• **RECORDS FOR THIS TASK**:
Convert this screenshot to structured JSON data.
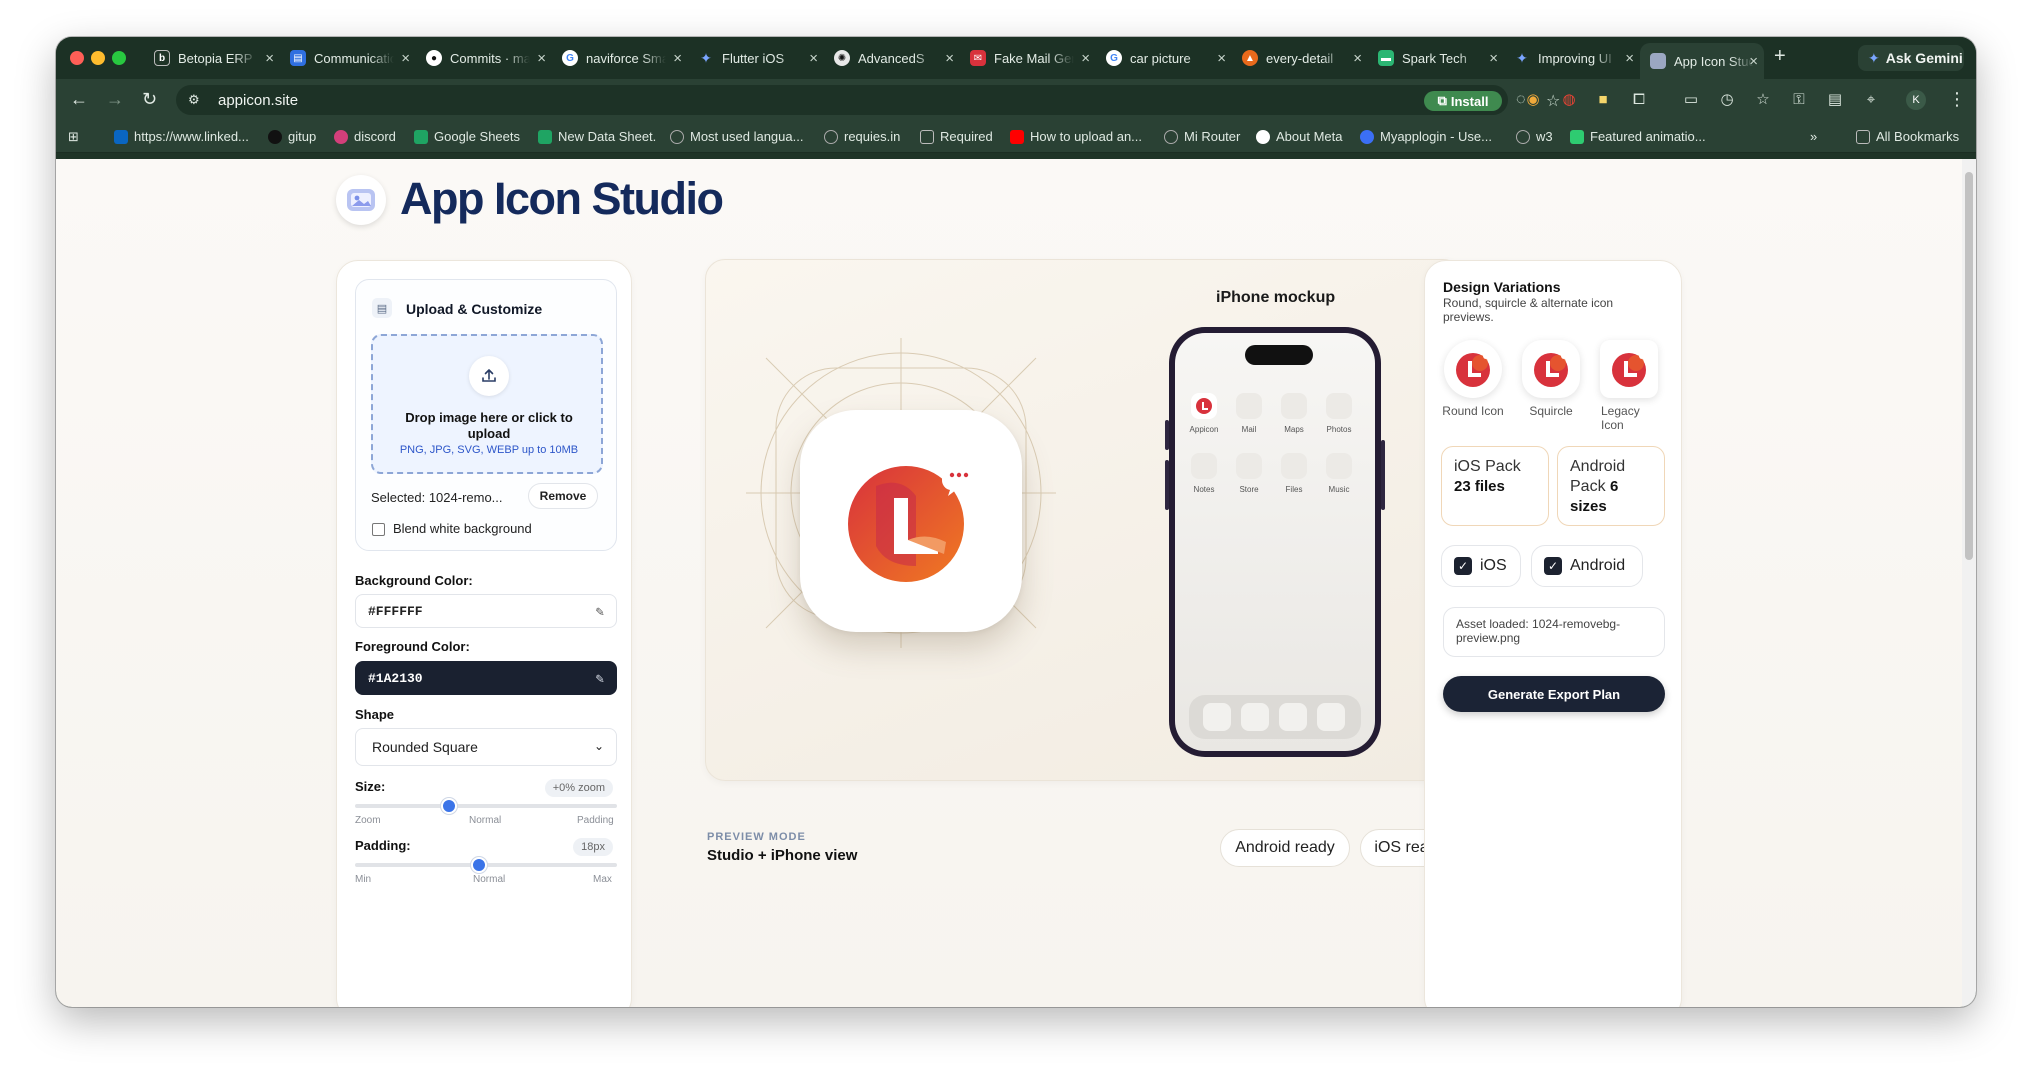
{
  "browser": {
    "tabs": [
      {
        "label": "Betopia ERP",
        "color": "#1f3427",
        "icon": "b-logo"
      },
      {
        "label": "Communication",
        "color": "#2f6fe0",
        "icon": "doc-icon"
      },
      {
        "label": "Commits · main",
        "color": "#111111",
        "icon": "github-icon"
      },
      {
        "label": "naviforce Smart",
        "color": "#ffffff",
        "icon": "google-icon"
      },
      {
        "label": "Flutter iOS",
        "color": "#4f7cf2",
        "icon": "gemini-icon"
      },
      {
        "label": "AdvancedS",
        "color": "#e8e8e8",
        "icon": "chatgpt-icon"
      },
      {
        "label": "Fake Mail Generator",
        "color": "#d8323c",
        "icon": "mail-icon"
      },
      {
        "label": "car picture",
        "color": "#ffffff",
        "icon": "google-icon"
      },
      {
        "label": "every-detail",
        "color": "#e86a1c",
        "icon": "brave-icon"
      },
      {
        "label": "Spark Tech",
        "color": "#2bb673",
        "icon": "spark-icon"
      },
      {
        "label": "Improving UI",
        "color": "#4f7cf2",
        "icon": "gemini-icon"
      },
      {
        "label": "App Icon Studio",
        "color": "#9ba7c2",
        "icon": "app-icon"
      }
    ],
    "ask_gemini": "Ask Gemini",
    "url": "appicon.site",
    "install_label": "Install",
    "profile_initial": "K",
    "bookmarks": [
      {
        "label": "https://www.linked...",
        "color": "#0a66c2"
      },
      {
        "label": "gitup",
        "color": "#111111"
      },
      {
        "label": "discord",
        "color": "#d33f7a"
      },
      {
        "label": "Google Sheets",
        "color": "#1fa463"
      },
      {
        "label": "New Data Sheet.",
        "color": "#1fa463"
      },
      {
        "label": "Most used langua...",
        "color": "#888888"
      },
      {
        "label": "requies.in",
        "color": "#888888"
      },
      {
        "label": "Required",
        "color": "#888888"
      },
      {
        "label": "How to upload an...",
        "color": "#ff0000"
      },
      {
        "label": "Mi Router",
        "color": "#888888"
      },
      {
        "label": "About Meta",
        "color": "#ffffff"
      },
      {
        "label": "Myapplogin - Use...",
        "color": "#3b6ff5"
      },
      {
        "label": "w3",
        "color": "#888888"
      },
      {
        "label": "Featured animatio...",
        "color": "#2ecc71"
      }
    ],
    "more_bookmarks": "»",
    "all_bookmarks": "All Bookmarks"
  },
  "app": {
    "title": "App Icon Studio",
    "brand_color": "#142a5c"
  },
  "upload": {
    "title": "Upload & Customize",
    "drop_main": "Drop image here or click to upload",
    "drop_sub": "PNG, JPG, SVG, WEBP up to 10MB",
    "selected": "Selected: 1024-remo...",
    "remove_label": "Remove",
    "blend_label": "Blend white background",
    "blend_checked": false
  },
  "controls": {
    "bg_label": "Background Color:",
    "bg_value": "#FFFFFF",
    "fg_label": "Foreground Color:",
    "fg_value": "#1A2130",
    "shape_label": "Shape",
    "shape_value": "Rounded Square",
    "size_label": "Size:",
    "size_value": "+0% zoom",
    "size_level": 0.35,
    "size_ticks": [
      "Zoom",
      "Normal",
      "Padding"
    ],
    "padding_label": "Padding:",
    "padding_value": "18px",
    "padding_level": 0.47,
    "padding_ticks": [
      "Min",
      "Normal",
      "Max"
    ]
  },
  "preview": {
    "mockup_title": "iPhone mockup",
    "apps": [
      "Appicon",
      "Mail",
      "Maps",
      "Photos",
      "Notes",
      "Store",
      "Files",
      "Music"
    ],
    "mode_label": "PREVIEW MODE",
    "mode_value": "Studio + iPhone view",
    "android_ready": "Android ready",
    "ios_ready": "iOS ready",
    "icon_colors": {
      "primary": "#d8323c",
      "secondary": "#ec6b24"
    }
  },
  "variations": {
    "title": "Design Variations",
    "subtitle": "Round, squircle & alternate icon previews.",
    "items": [
      "Round Icon",
      "Squircle",
      "Legacy Icon"
    ],
    "ios_pack_label": "iOS Pack",
    "ios_pack_value": "23 files",
    "android_pack_label": "Android Pack",
    "android_pack_value": "6 sizes",
    "platform_ios": "iOS",
    "platform_android": "Android",
    "asset_loaded": "Asset loaded: 1024-removebg-preview.png",
    "generate_label": "Generate Export Plan"
  }
}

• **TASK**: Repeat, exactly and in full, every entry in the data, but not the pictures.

• **ANSWER TO THIS PROBLEM**:
Convert this screenshot to structured JSON data.
{
  "browser": {
    "tabs": [
      {
        "label": "Betopia ERP",
        "color": "#1f3427",
        "icon": "b-logo"
      },
      {
        "label": "Communication",
        "color": "#2f6fe0",
        "icon": "doc-icon"
      },
      {
        "label": "Commits · main",
        "color": "#111111",
        "icon": "github-icon"
      },
      {
        "label": "naviforce Smart",
        "color": "#ffffff",
        "icon": "google-icon"
      },
      {
        "label": "Flutter iOS",
        "color": "#4f7cf2",
        "icon": "gemini-icon"
      },
      {
        "label": "AdvancedS",
        "color": "#e8e8e8",
        "icon": "chatgpt-icon"
      },
      {
        "label": "Fake Mail Generator",
        "color": "#d8323c",
        "icon": "mail-icon"
      },
      {
        "label": "car picture",
        "color": "#ffffff",
        "icon": "google-icon"
      },
      {
        "label": "every-detail",
        "color": "#e86a1c",
        "icon": "brave-icon"
      },
      {
        "label": "Spark Tech",
        "color": "#2bb673",
        "icon": "spark-icon"
      },
      {
        "label": "Improving UI",
        "color": "#4f7cf2",
        "icon": "gemini-icon"
      },
      {
        "label": "App Icon Studio",
        "color": "#9ba7c2",
        "icon": "app-icon"
      }
    ],
    "ask_gemini": "Ask Gemini",
    "url": "appicon.site",
    "install_label": "Install",
    "profile_initial": "K",
    "bookmarks": [
      {
        "label": "https://www.linked...",
        "color": "#0a66c2"
      },
      {
        "label": "gitup",
        "color": "#111111"
      },
      {
        "label": "discord",
        "color": "#d33f7a"
      },
      {
        "label": "Google Sheets",
        "color": "#1fa463"
      },
      {
        "label": "New Data Sheet.",
        "color": "#1fa463"
      },
      {
        "label": "Most used langua...",
        "color": "#888888"
      },
      {
        "label": "requies.in",
        "color": "#888888"
      },
      {
        "label": "Required",
        "color": "#888888"
      },
      {
        "label": "How to upload an...",
        "color": "#ff0000"
      },
      {
        "label": "Mi Router",
        "color": "#888888"
      },
      {
        "label": "About Meta",
        "color": "#ffffff"
      },
      {
        "label": "Myapplogin - Use...",
        "color": "#3b6ff5"
      },
      {
        "label": "w3",
        "color": "#888888"
      },
      {
        "label": "Featured animatio...",
        "color": "#2ecc71"
      }
    ],
    "more_bookmarks": "»",
    "all_bookmarks": "All Bookmarks"
  },
  "app": {
    "title": "App Icon Studio",
    "brand_color": "#142a5c"
  },
  "upload": {
    "title": "Upload & Customize",
    "drop_main": "Drop image here or click to upload",
    "drop_sub": "PNG, JPG, SVG, WEBP up to 10MB",
    "selected": "Selected: 1024-remo...",
    "remove_label": "Remove",
    "blend_label": "Blend white background",
    "blend_checked": false
  },
  "controls": {
    "bg_label": "Background Color:",
    "bg_value": "#FFFFFF",
    "fg_label": "Foreground Color:",
    "fg_value": "#1A2130",
    "shape_label": "Shape",
    "shape_value": "Rounded Square",
    "size_label": "Size:",
    "size_value": "+0% zoom",
    "size_level": 0.35,
    "size_ticks": [
      "Zoom",
      "Normal",
      "Padding"
    ],
    "padding_label": "Padding:",
    "padding_value": "18px",
    "padding_level": 0.47,
    "padding_ticks": [
      "Min",
      "Normal",
      "Max"
    ]
  },
  "preview": {
    "mockup_title": "iPhone mockup",
    "apps": [
      "Appicon",
      "Mail",
      "Maps",
      "Photos",
      "Notes",
      "Store",
      "Files",
      "Music"
    ],
    "mode_label": "PREVIEW MODE",
    "mode_value": "Studio + iPhone view",
    "android_ready": "Android ready",
    "ios_ready": "iOS ready",
    "icon_colors": {
      "primary": "#d8323c",
      "secondary": "#ec6b24"
    }
  },
  "variations": {
    "title": "Design Variations",
    "subtitle": "Round, squircle & alternate icon previews.",
    "items": [
      "Round Icon",
      "Squircle",
      "Legacy Icon"
    ],
    "ios_pack_label": "iOS Pack",
    "ios_pack_value": "23 files",
    "android_pack_label": "Android Pack",
    "android_pack_value": "6 sizes",
    "platform_ios": "iOS",
    "platform_android": "Android",
    "asset_loaded": "Asset loaded: 1024-removebg-preview.png",
    "generate_label": "Generate Export Plan"
  }
}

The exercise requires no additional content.